Repeat the records word for word, excluding any picture.

● ● ● ● ●

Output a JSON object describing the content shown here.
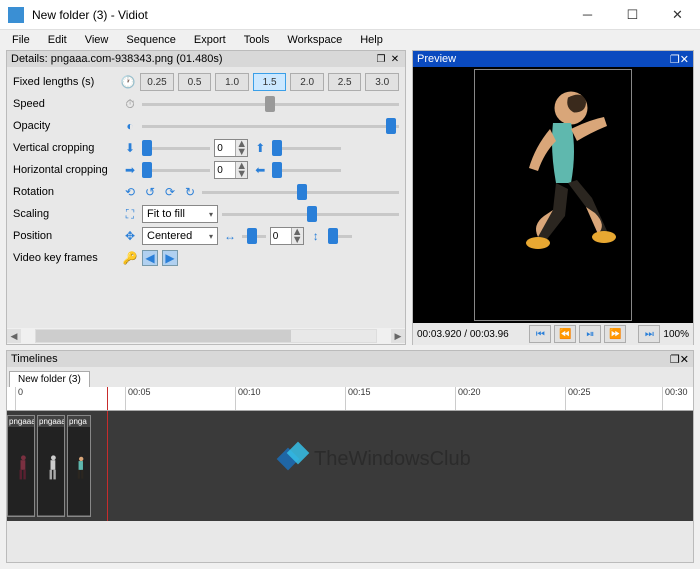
{
  "window": {
    "title": "New folder (3) - Vidiot"
  },
  "menu": [
    "File",
    "Edit",
    "View",
    "Sequence",
    "Export",
    "Tools",
    "Workspace",
    "Help"
  ],
  "details": {
    "title": "Details: pngaaa.com-938343.png (01.480s)",
    "rows": {
      "fixedLengths": "Fixed lengths (s)",
      "speed": "Speed",
      "opacity": "Opacity",
      "verticalCropping": "Vertical cropping",
      "horizontalCropping": "Horizontal cropping",
      "rotation": "Rotation",
      "scaling": "Scaling",
      "position": "Position",
      "videoKeyFrames": "Video key frames"
    },
    "lengthOptions": [
      "0.25",
      "0.5",
      "1.0",
      "1.5",
      "2.0",
      "2.5",
      "3.0"
    ],
    "lengthSelected": "1.5",
    "vCropValue": "0",
    "hCropValue": "0",
    "posValue": "0",
    "scalingMode": "Fit to fill",
    "positionMode": "Centered"
  },
  "preview": {
    "title": "Preview",
    "time": "00:03.920 / 00:03.96",
    "zoom": "100%"
  },
  "timelines": {
    "title": "Timelines",
    "tab": "New folder (3)",
    "ticks": [
      "0",
      "00:05",
      "00:10",
      "00:15",
      "00:20",
      "00:25",
      "00:30"
    ],
    "clipLabels": [
      "pngaaa",
      "pngaaa",
      "pnga"
    ]
  },
  "watermark": "TheWindowsClub"
}
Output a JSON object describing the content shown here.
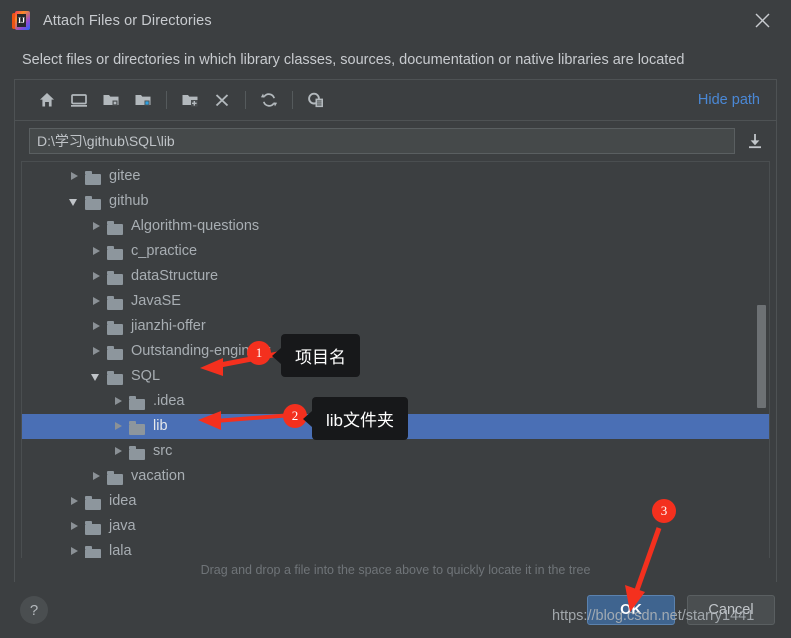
{
  "window": {
    "title": "Attach Files or Directories",
    "app_icon": "intellij-idea-icon",
    "close_icon": "close-icon",
    "subtitle": "Select files or directories in which library classes, sources, documentation or native libraries are located"
  },
  "toolbar": {
    "buttons": [
      {
        "name": "home-icon",
        "tooltip": "Home"
      },
      {
        "name": "desktop-icon",
        "tooltip": "Desktop"
      },
      {
        "name": "project-folder-icon",
        "tooltip": "Project"
      },
      {
        "name": "module-folder-icon",
        "tooltip": "Module"
      },
      {
        "name": "new-folder-icon",
        "tooltip": "New Folder"
      },
      {
        "name": "delete-icon",
        "tooltip": "Delete"
      },
      {
        "name": "refresh-icon",
        "tooltip": "Refresh"
      },
      {
        "name": "show-hidden-files-icon",
        "tooltip": "Show Hidden Files"
      }
    ],
    "hide_path_label": "Hide path"
  },
  "path": {
    "value": "D:\\学习\\github\\SQL\\lib",
    "placeholder": "",
    "expand_icon": "download-arrow-icon"
  },
  "tree": {
    "rows": [
      {
        "label": "gitee",
        "indent": 2,
        "state": "closed",
        "selected": false
      },
      {
        "label": "github",
        "indent": 2,
        "state": "open",
        "selected": false
      },
      {
        "label": "Algorithm-questions",
        "indent": 3,
        "state": "closed",
        "selected": false
      },
      {
        "label": "c_practice",
        "indent": 3,
        "state": "closed",
        "selected": false
      },
      {
        "label": "dataStructure",
        "indent": 3,
        "state": "closed",
        "selected": false
      },
      {
        "label": "JavaSE",
        "indent": 3,
        "state": "closed",
        "selected": false
      },
      {
        "label": "jianzhi-offer",
        "indent": 3,
        "state": "closed",
        "selected": false
      },
      {
        "label": "Outstanding-engineer",
        "indent": 3,
        "state": "closed",
        "selected": false
      },
      {
        "label": "SQL",
        "indent": 3,
        "state": "open",
        "selected": false
      },
      {
        "label": ".idea",
        "indent": 4,
        "state": "closed",
        "selected": false
      },
      {
        "label": "lib",
        "indent": 4,
        "state": "closed",
        "selected": true
      },
      {
        "label": "src",
        "indent": 4,
        "state": "closed",
        "selected": false
      },
      {
        "label": "vacation",
        "indent": 3,
        "state": "closed",
        "selected": false
      },
      {
        "label": "idea",
        "indent": 2,
        "state": "closed",
        "selected": false
      },
      {
        "label": "java",
        "indent": 2,
        "state": "closed",
        "selected": false
      },
      {
        "label": "lala",
        "indent": 2,
        "state": "closed",
        "selected": false
      }
    ],
    "scrollbar": {
      "name": "vertical-scrollbar"
    }
  },
  "hint": "Drag and drop a file into the space above to quickly locate it in the tree",
  "footer": {
    "help_label": "?",
    "ok_label": "OK",
    "cancel_label": "Cancel"
  },
  "annotations": {
    "badge1": "1",
    "badge2": "2",
    "badge3": "3",
    "callout1": "项目名",
    "callout2": "lib文件夹",
    "watermark": "https://blog.csdn.net/starry1441",
    "accent_color": "#f4301e"
  }
}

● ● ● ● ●

- _Answer area_:
Output a JSON object describing the content shown here.
{
  "window": {
    "title": "New folder (3) - Vidiot"
  },
  "menu": [
    "File",
    "Edit",
    "View",
    "Sequence",
    "Export",
    "Tools",
    "Workspace",
    "Help"
  ],
  "details": {
    "title": "Details: pngaaa.com-938343.png (01.480s)",
    "rows": {
      "fixedLengths": "Fixed lengths (s)",
      "speed": "Speed",
      "opacity": "Opacity",
      "verticalCropping": "Vertical cropping",
      "horizontalCropping": "Horizontal cropping",
      "rotation": "Rotation",
      "scaling": "Scaling",
      "position": "Position",
      "videoKeyFrames": "Video key frames"
    },
    "lengthOptions": [
      "0.25",
      "0.5",
      "1.0",
      "1.5",
      "2.0",
      "2.5",
      "3.0"
    ],
    "lengthSelected": "1.5",
    "vCropValue": "0",
    "hCropValue": "0",
    "posValue": "0",
    "scalingMode": "Fit to fill",
    "positionMode": "Centered"
  },
  "preview": {
    "title": "Preview",
    "time": "00:03.920 / 00:03.96",
    "zoom": "100%"
  },
  "timelines": {
    "title": "Timelines",
    "tab": "New folder (3)",
    "ticks": [
      "0",
      "00:05",
      "00:10",
      "00:15",
      "00:20",
      "00:25",
      "00:30"
    ],
    "clipLabels": [
      "pngaaa",
      "pngaaa",
      "pnga"
    ]
  },
  "watermark": "TheWindowsClub"
}
Output a JSON object describing the content shown here.
{
  "window": {
    "title": "Attach Files or Directories",
    "app_icon": "intellij-idea-icon",
    "close_icon": "close-icon",
    "subtitle": "Select files or directories in which library classes, sources, documentation or native libraries are located"
  },
  "toolbar": {
    "buttons": [
      {
        "name": "home-icon",
        "tooltip": "Home"
      },
      {
        "name": "desktop-icon",
        "tooltip": "Desktop"
      },
      {
        "name": "project-folder-icon",
        "tooltip": "Project"
      },
      {
        "name": "module-folder-icon",
        "tooltip": "Module"
      },
      {
        "name": "new-folder-icon",
        "tooltip": "New Folder"
      },
      {
        "name": "delete-icon",
        "tooltip": "Delete"
      },
      {
        "name": "refresh-icon",
        "tooltip": "Refresh"
      },
      {
        "name": "show-hidden-files-icon",
        "tooltip": "Show Hidden Files"
      }
    ],
    "hide_path_label": "Hide path"
  },
  "path": {
    "value": "D:\\学习\\github\\SQL\\lib",
    "placeholder": "",
    "expand_icon": "download-arrow-icon"
  },
  "tree": {
    "rows": [
      {
        "label": "gitee",
        "indent": 2,
        "state": "closed",
        "selected": false
      },
      {
        "label": "github",
        "indent": 2,
        "state": "open",
        "selected": false
      },
      {
        "label": "Algorithm-questions",
        "indent": 3,
        "state": "closed",
        "selected": false
      },
      {
        "label": "c_practice",
        "indent": 3,
        "state": "closed",
        "selected": false
      },
      {
        "label": "dataStructure",
        "indent": 3,
        "state": "closed",
        "selected": false
      },
      {
        "label": "JavaSE",
        "indent": 3,
        "state": "closed",
        "selected": false
      },
      {
        "label": "jianzhi-offer",
        "indent": 3,
        "state": "closed",
        "selected": false
      },
      {
        "label": "Outstanding-engineer",
        "indent": 3,
        "state": "closed",
        "selected": false
      },
      {
        "label": "SQL",
        "indent": 3,
        "state": "open",
        "selected": false
      },
      {
        "label": ".idea",
        "indent": 4,
        "state": "closed",
        "selected": false
      },
      {
        "label": "lib",
        "indent": 4,
        "state": "closed",
        "selected": true
      },
      {
        "label": "src",
        "indent": 4,
        "state": "closed",
        "selected": false
      },
      {
        "label": "vacation",
        "indent": 3,
        "state": "closed",
        "selected": false
      },
      {
        "label": "idea",
        "indent": 2,
        "state": "closed",
        "selected": false
      },
      {
        "label": "java",
        "indent": 2,
        "state": "closed",
        "selected": false
      },
      {
        "label": "lala",
        "indent": 2,
        "state": "closed",
        "selected": false
      }
    ],
    "scrollbar": {
      "name": "vertical-scrollbar"
    }
  },
  "hint": "Drag and drop a file into the space above to quickly locate it in the tree",
  "footer": {
    "help_label": "?",
    "ok_label": "OK",
    "cancel_label": "Cancel"
  },
  "annotations": {
    "badge1": "1",
    "badge2": "2",
    "badge3": "3",
    "callout1": "项目名",
    "callout2": "lib文件夹",
    "watermark": "https://blog.csdn.net/starry1441",
    "accent_color": "#f4301e"
  }
}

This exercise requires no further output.